*** The data ***
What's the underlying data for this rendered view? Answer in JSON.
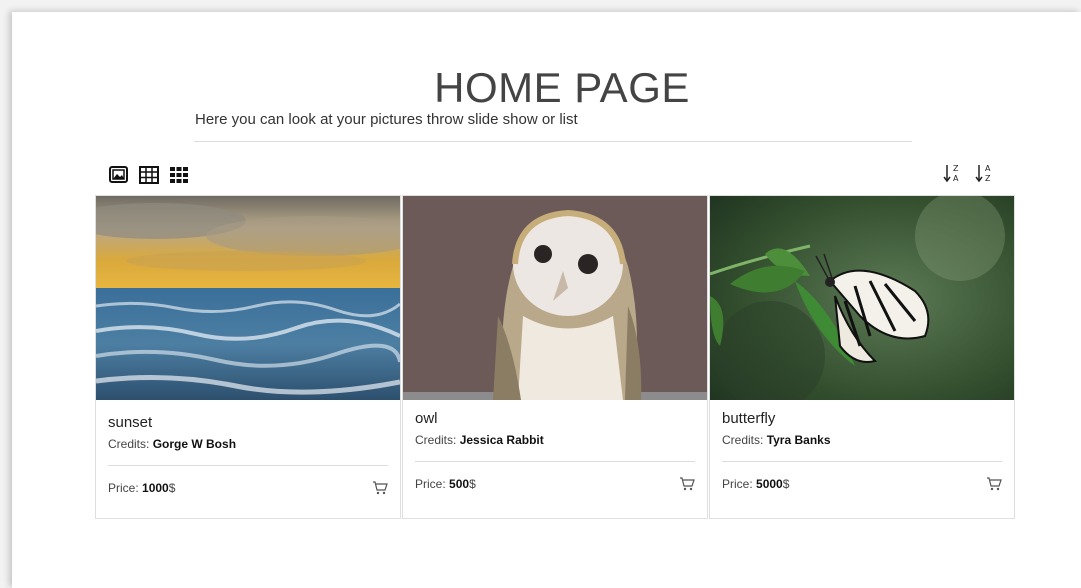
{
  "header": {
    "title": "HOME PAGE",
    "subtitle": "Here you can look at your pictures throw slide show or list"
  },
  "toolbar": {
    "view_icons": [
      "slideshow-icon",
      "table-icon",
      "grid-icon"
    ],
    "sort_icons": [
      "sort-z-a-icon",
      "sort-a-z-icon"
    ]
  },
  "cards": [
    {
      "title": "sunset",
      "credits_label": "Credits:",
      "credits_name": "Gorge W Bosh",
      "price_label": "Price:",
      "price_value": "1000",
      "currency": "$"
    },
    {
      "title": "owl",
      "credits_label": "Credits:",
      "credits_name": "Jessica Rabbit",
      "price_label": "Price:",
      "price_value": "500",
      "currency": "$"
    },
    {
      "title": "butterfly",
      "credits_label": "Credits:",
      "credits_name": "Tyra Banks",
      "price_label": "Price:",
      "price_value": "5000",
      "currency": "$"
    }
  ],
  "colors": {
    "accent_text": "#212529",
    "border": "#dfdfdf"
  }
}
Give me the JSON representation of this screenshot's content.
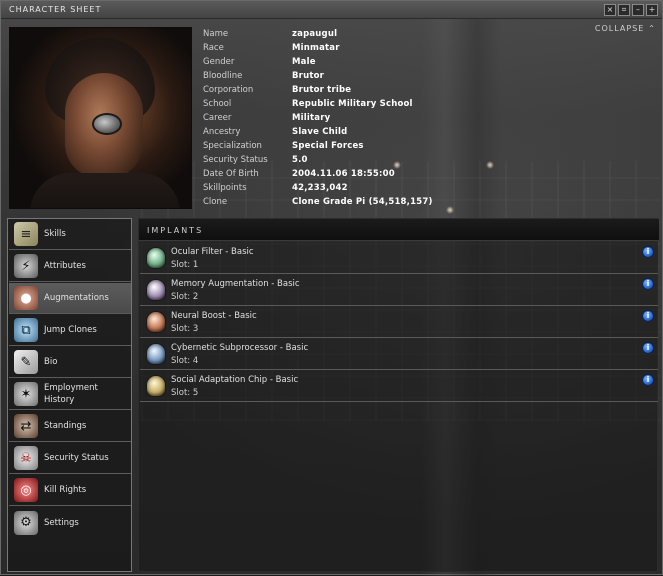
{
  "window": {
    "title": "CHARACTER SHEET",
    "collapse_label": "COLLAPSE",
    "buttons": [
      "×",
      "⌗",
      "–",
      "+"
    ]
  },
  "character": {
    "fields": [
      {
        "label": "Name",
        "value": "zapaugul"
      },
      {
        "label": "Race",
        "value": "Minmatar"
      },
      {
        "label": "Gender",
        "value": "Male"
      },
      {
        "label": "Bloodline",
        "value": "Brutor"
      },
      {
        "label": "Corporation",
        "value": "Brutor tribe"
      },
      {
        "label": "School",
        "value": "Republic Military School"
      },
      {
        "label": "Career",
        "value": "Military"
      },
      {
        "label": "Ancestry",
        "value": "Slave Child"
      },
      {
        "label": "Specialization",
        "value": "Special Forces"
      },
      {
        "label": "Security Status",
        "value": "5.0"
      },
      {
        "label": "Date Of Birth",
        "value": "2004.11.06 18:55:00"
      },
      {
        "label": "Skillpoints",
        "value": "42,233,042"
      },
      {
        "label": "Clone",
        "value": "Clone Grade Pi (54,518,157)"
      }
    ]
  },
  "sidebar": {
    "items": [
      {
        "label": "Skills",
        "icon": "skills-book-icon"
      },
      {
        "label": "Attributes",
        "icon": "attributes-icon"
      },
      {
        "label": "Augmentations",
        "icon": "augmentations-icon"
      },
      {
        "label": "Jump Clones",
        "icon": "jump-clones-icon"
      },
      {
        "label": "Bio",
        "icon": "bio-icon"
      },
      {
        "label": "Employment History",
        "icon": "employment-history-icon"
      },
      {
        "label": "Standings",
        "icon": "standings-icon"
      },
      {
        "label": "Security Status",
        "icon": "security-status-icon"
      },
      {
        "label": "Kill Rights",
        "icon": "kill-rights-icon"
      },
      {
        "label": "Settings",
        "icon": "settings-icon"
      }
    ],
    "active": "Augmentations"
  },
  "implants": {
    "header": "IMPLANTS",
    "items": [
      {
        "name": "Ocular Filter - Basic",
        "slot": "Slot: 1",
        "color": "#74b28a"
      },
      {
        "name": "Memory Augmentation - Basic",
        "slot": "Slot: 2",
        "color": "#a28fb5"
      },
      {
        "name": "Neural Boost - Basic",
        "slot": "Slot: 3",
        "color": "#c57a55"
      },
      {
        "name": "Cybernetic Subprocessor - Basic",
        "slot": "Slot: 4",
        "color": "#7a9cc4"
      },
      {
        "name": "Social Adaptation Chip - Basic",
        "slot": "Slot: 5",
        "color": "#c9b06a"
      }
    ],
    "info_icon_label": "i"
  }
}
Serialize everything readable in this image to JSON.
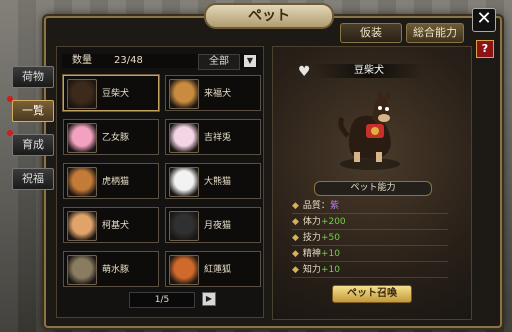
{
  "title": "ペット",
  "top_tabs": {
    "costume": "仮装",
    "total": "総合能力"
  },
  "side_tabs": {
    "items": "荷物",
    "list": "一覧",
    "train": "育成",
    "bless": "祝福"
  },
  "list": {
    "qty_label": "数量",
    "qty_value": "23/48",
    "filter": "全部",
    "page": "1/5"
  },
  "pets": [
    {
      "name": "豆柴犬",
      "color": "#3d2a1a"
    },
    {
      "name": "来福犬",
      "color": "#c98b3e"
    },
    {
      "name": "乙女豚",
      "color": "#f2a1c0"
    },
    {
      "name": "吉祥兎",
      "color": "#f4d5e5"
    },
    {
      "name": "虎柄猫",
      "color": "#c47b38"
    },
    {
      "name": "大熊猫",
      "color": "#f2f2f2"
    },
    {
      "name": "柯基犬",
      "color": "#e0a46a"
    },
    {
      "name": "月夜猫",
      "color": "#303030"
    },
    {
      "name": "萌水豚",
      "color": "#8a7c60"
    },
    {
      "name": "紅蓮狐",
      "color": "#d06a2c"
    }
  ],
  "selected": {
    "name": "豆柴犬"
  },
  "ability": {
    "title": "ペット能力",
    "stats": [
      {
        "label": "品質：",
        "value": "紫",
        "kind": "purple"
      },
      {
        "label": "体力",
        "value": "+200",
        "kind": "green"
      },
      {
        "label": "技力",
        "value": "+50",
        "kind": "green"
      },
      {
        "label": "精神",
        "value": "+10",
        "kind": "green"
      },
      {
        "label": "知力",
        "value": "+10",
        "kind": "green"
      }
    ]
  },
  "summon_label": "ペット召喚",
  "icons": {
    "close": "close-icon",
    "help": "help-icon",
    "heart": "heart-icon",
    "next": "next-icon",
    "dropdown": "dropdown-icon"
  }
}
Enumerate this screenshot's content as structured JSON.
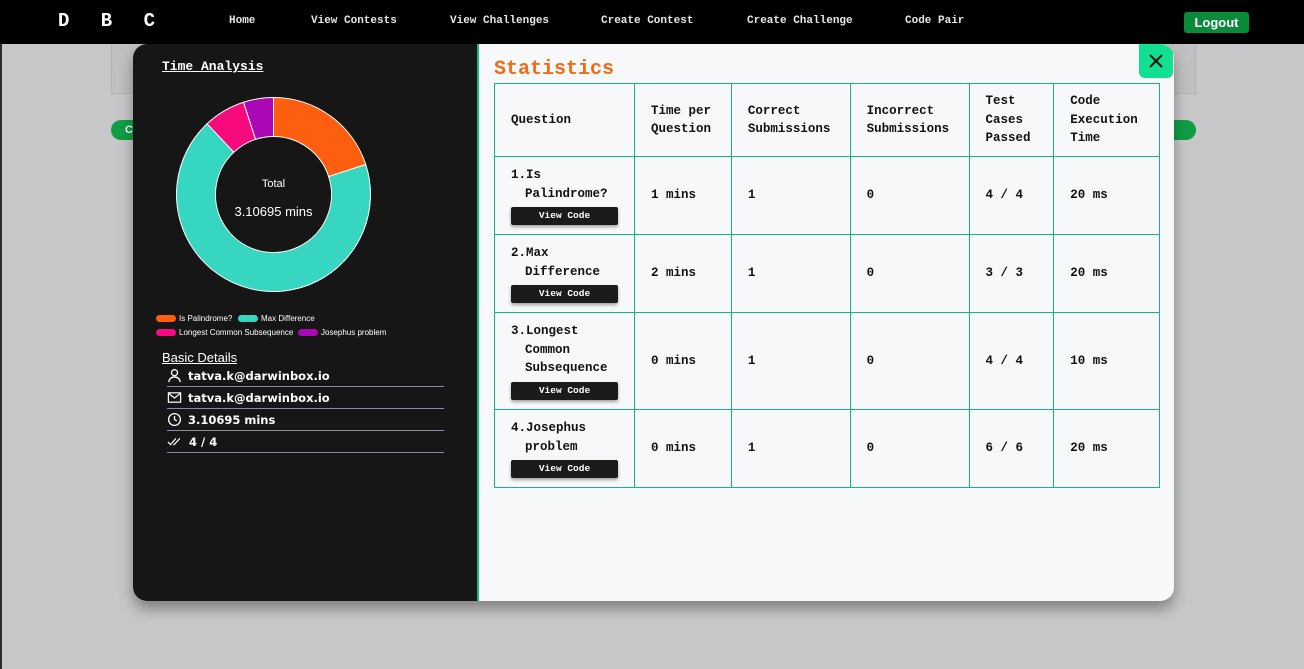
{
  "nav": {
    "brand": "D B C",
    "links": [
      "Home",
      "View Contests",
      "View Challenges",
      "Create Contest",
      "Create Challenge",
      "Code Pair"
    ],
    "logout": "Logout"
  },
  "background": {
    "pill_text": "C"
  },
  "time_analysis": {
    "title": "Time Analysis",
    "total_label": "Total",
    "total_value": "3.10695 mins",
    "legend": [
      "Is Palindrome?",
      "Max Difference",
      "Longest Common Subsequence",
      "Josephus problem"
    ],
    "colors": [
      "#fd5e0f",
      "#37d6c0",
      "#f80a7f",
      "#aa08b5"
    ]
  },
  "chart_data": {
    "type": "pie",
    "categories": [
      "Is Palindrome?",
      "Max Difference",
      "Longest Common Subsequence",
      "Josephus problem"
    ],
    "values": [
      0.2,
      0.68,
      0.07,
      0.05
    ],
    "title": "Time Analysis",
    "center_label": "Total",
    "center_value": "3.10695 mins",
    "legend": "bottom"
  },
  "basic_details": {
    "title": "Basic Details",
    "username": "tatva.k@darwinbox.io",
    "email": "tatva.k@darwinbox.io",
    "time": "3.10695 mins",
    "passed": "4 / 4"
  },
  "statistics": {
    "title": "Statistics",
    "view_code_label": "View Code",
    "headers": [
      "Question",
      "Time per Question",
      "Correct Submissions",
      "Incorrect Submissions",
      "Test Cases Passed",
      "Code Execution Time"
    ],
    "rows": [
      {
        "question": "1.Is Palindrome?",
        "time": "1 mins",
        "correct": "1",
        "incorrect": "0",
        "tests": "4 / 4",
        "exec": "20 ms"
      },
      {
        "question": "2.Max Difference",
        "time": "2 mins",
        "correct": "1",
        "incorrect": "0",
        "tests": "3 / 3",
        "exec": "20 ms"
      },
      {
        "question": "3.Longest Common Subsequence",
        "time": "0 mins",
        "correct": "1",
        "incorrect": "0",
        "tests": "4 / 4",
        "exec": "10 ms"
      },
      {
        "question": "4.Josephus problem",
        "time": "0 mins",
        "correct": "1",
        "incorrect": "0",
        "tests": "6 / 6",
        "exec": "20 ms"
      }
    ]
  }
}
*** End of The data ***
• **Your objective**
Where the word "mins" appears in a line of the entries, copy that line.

• **Result of the exercise**
    "total_value": "3.10695 mins",
    "center_value": "3.10695 mins",
    "time": "3.10695 mins",
        "time": "1 mins",
        "time": "2 mins",
        "time": "0 mins",
        "time": "0 mins",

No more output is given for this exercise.